Gas at Canada’s AECO hub has averaged $1.1529 per million British thermal units in 2016, the worst start since 1996, according to data compiled by Bloomberg. Gas at 53 cents on May 9 was the lowest daily price since October 1997. While the fuel has almost tripled since then, it’s trading at about little more than half the price at the Henry Hub in Louisiana. U.S. natural gas futures prices have averaged $2.078 per million British thermal units this year.
Mosaic, a Calgary-based company focused on producing gas and gas liquids in Alberta, had daily production of about 8,190 equivalent barrels of oil a day in February, 74 percent of which was gas, according to court documents. The company, negatively affected by the drop in gas prices and its fuel transportation and processing commitments, defaulted on terms of its agreement with lenders in March and didn’t repay debts, triggering the receivership filing, the documents show.
A representative for Ernst & Young, the receiver for Mosaic, didn’t return phone and e-mail requests for comment. NGP declined to comment.
In a unique twist for an insolvent producer, Mosaic could be acquired by one of its service providers. Pembina Pipeline Corp. has a contract to process Mosaic’s gas at its Resthaven plant for minimum charges of C$2 million ($1.6 million) a month for a 15-year term that began in October 2015, the documents show. If the contract isn’t assumed by a purchaser of Mosaic’s assets, Pembina would become a large unsecured creditor. To satisfy a contract currently worth an estimated C$200 million, Pembina may end up bidding for Mosaic, according to people familiar with the sales process who asked not to be identified discussing non-public information.
Pembina said the impact of Mosaic’s receivership is “financially immaterial” to the company, declining to comment on details regarding its contract and whether it could acquire Mosaic.
Endurance, also based in Calgary, produces about 85 million cubic feet of gas a day from its main Sierra Field asset in northeast British Columbia. The decline in gas prices and a reduction of credit available from lenders resulted in a “liquidity crisis” for Endurance, whereby it could no longer pay its debts, according to court filings.
Warburg Pincus, which bought its initial holdings in Endurance 2012 and now owns 84 percent of the shares, may end up taking the company out of the restructuring. By providing interim financing, the investor has the right to make a so-called credit bid, like other lenders, according to the documents. Warburg had sought a right of first refusal on bids and the court denied this, after objections from the bank-lending syndicate.
Protection from creditors was sought so the company could undergo an orderly restructuring, Endurance Chief Executive Officer Steve VanSickle said in an e-mail. Warburg Pincus declined to comment.
“There’s got to be a few more guys on the ropes,” said FirstEnergy’s King. Canadian gas producers will probably have to wait for the winter heating season to draw down supplies enough to significantly boost prices, he said. “For the balance of the summer, it’s going to be something of a struggle for Canadian gas.”

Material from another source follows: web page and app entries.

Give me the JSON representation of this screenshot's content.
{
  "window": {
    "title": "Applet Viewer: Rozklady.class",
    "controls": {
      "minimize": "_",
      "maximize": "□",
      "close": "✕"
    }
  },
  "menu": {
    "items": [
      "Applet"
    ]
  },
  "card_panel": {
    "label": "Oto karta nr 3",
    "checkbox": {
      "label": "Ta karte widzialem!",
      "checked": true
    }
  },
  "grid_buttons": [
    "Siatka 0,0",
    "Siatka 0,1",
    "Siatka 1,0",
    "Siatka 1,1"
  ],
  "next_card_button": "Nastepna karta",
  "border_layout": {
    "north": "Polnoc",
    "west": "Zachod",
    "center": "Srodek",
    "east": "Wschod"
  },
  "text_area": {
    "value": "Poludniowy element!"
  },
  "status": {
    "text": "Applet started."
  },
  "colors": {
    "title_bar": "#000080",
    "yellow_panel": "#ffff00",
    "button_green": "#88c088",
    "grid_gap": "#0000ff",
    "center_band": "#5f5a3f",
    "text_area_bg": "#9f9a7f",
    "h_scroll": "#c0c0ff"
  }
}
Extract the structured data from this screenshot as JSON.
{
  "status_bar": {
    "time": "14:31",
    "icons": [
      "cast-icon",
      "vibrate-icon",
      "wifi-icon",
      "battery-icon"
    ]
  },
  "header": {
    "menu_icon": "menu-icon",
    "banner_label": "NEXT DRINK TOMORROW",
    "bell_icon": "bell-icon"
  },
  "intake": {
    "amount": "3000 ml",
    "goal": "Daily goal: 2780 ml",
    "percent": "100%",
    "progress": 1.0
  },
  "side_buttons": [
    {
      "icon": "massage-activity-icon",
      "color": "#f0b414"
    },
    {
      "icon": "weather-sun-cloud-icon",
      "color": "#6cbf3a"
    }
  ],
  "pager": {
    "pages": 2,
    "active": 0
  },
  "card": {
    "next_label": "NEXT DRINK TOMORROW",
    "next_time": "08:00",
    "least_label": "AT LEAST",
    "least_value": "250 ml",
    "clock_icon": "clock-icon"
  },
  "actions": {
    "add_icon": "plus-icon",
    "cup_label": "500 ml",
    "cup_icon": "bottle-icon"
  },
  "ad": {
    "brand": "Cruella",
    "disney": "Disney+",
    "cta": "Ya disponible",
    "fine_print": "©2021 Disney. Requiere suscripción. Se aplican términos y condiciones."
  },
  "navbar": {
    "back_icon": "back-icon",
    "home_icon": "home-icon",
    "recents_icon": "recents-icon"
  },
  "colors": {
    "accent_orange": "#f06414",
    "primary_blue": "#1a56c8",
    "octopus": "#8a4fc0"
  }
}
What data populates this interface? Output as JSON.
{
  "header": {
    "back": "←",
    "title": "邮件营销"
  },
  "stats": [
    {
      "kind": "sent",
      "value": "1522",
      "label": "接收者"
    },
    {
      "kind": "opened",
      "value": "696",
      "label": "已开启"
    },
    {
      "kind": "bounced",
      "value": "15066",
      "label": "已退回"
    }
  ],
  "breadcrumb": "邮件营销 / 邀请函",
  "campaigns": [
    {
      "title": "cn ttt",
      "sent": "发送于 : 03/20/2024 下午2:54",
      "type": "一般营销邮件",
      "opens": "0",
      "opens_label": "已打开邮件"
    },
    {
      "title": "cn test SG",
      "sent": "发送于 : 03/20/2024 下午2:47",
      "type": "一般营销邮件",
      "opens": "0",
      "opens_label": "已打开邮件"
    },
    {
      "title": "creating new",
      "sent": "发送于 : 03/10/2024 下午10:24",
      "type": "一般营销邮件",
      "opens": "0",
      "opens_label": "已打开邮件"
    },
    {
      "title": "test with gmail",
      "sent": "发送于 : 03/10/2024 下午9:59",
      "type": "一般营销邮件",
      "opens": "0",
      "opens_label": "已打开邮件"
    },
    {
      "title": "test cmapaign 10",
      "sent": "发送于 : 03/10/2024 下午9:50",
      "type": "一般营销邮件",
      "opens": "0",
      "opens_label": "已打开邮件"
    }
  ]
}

(A previous version of this story was corrected to show Warburg Pincus has only the right to make a credit bid for Endurance).